Prompt:
Search the data below for the word "icon" and copy each line that holds it.

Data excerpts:
□ □ □ □

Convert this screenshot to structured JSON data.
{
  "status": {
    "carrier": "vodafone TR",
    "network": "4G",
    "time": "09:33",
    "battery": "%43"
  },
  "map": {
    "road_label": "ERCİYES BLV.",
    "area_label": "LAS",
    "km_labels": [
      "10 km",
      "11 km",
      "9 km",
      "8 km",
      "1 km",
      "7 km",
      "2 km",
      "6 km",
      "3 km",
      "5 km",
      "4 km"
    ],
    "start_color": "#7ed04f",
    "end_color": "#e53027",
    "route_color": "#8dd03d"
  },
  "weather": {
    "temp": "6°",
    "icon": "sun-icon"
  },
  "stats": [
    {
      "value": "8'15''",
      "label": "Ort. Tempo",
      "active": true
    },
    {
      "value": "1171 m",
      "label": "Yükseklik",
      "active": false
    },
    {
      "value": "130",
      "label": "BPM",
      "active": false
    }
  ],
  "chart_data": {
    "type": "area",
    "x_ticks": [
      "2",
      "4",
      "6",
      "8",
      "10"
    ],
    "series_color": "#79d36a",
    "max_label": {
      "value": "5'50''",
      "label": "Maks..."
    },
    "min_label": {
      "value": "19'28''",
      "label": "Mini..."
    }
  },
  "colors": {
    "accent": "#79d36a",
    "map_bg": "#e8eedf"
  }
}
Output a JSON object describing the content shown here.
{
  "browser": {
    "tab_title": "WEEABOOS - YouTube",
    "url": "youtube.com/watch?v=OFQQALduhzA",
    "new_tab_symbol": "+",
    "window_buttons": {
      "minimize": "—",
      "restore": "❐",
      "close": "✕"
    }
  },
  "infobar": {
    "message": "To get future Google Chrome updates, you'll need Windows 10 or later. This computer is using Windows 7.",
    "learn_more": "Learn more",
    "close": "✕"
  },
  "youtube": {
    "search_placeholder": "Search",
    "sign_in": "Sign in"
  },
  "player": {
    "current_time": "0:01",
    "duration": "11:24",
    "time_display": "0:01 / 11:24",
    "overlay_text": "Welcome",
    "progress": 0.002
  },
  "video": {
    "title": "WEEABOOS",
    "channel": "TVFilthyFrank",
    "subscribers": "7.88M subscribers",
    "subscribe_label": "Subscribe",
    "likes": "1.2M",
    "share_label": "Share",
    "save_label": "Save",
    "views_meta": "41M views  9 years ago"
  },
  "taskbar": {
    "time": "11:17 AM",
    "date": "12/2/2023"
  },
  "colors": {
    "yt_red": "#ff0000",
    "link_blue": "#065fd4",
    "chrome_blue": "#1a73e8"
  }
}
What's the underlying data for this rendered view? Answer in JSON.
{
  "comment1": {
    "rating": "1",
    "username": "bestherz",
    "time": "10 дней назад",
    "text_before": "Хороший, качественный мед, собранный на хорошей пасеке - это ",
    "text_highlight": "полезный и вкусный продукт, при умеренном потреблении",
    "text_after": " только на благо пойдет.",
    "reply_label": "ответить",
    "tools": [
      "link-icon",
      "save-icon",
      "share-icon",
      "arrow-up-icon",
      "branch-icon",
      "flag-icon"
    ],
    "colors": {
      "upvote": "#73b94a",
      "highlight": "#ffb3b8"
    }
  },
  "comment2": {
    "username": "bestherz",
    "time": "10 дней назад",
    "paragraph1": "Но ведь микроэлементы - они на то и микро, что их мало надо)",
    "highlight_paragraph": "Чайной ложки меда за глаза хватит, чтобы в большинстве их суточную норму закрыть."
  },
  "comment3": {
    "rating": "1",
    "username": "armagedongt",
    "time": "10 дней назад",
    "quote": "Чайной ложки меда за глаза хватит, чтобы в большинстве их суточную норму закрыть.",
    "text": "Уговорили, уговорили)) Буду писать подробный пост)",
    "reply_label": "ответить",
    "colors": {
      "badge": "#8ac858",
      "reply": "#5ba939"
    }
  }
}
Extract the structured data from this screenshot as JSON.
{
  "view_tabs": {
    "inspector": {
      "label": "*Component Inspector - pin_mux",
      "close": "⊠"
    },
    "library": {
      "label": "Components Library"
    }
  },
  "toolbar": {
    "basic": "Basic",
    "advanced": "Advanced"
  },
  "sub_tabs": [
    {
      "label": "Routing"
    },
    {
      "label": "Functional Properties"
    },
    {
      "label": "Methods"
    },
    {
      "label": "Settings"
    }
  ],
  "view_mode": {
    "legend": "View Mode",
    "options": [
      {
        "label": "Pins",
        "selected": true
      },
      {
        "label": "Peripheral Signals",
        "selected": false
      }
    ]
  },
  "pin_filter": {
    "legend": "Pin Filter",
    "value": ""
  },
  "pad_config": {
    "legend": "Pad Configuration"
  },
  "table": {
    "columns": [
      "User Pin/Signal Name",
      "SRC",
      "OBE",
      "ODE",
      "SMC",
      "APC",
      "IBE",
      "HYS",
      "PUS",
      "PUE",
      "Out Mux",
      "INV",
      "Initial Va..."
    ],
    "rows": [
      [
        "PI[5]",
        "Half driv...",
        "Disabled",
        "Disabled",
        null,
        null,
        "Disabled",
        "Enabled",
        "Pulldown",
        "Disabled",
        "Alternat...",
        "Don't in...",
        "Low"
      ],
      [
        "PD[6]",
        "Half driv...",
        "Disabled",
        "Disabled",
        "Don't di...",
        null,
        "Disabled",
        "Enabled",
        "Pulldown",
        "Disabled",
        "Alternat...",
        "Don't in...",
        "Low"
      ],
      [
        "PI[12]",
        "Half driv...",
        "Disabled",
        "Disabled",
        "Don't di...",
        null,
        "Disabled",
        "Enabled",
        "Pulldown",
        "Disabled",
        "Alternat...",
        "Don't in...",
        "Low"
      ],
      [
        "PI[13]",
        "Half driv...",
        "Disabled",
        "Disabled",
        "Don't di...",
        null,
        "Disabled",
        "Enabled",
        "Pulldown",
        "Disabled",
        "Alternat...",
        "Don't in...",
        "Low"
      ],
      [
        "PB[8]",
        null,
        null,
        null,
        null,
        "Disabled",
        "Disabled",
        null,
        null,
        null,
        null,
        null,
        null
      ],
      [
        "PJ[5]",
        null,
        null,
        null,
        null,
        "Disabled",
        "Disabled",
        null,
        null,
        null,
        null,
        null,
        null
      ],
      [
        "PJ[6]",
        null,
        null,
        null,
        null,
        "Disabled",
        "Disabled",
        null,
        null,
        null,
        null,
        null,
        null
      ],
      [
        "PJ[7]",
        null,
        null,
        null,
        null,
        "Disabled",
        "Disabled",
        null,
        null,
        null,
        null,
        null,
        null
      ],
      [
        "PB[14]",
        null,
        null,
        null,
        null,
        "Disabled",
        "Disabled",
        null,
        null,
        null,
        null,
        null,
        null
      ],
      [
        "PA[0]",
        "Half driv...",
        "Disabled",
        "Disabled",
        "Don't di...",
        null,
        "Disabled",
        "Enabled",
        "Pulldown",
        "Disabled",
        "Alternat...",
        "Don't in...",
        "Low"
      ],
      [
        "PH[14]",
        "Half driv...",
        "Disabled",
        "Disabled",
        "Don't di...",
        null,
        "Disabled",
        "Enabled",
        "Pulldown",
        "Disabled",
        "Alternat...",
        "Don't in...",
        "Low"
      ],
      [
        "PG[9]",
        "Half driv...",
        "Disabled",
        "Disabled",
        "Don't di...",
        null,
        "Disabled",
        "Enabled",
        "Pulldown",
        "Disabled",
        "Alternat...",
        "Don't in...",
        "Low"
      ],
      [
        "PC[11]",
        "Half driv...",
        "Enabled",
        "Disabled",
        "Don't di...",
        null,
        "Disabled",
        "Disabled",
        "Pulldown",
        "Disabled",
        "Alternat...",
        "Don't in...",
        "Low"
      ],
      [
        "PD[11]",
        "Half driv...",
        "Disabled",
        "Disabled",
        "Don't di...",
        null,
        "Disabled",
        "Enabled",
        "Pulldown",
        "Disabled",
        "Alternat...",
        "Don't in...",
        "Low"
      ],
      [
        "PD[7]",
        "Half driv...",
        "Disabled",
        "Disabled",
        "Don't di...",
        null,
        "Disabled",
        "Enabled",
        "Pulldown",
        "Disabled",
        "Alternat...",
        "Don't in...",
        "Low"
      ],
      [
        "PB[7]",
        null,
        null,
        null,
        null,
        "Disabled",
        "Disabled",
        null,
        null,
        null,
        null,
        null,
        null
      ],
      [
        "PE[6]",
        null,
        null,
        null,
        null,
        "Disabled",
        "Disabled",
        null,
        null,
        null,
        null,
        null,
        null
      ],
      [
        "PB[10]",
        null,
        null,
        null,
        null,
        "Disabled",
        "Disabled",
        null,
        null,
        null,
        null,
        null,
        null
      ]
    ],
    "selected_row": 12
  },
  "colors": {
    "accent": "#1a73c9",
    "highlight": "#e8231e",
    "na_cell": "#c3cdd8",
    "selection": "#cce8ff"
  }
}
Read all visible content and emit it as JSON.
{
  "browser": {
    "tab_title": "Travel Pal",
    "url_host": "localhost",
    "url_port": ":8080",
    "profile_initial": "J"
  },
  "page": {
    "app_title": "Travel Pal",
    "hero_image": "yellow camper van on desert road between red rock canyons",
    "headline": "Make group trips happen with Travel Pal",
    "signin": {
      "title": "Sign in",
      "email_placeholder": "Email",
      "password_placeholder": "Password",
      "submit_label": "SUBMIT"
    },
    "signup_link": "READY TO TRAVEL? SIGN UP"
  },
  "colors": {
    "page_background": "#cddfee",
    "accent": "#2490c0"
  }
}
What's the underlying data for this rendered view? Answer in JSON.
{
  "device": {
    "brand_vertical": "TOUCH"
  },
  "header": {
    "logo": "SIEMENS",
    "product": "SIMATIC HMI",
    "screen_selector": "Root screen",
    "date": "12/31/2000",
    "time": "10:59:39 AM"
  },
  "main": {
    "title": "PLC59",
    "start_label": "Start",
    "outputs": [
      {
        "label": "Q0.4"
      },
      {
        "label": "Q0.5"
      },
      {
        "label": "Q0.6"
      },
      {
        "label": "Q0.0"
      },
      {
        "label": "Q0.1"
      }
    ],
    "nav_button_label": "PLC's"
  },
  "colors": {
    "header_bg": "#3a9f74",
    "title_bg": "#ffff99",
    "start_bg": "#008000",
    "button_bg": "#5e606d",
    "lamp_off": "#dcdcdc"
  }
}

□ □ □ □

Response box:
    "icon": "sun-icon"
      "link-icon",
      "save-icon",
      "share-icon",
      "arrow-up-icon",
      "branch-icon",
      "flag-icon"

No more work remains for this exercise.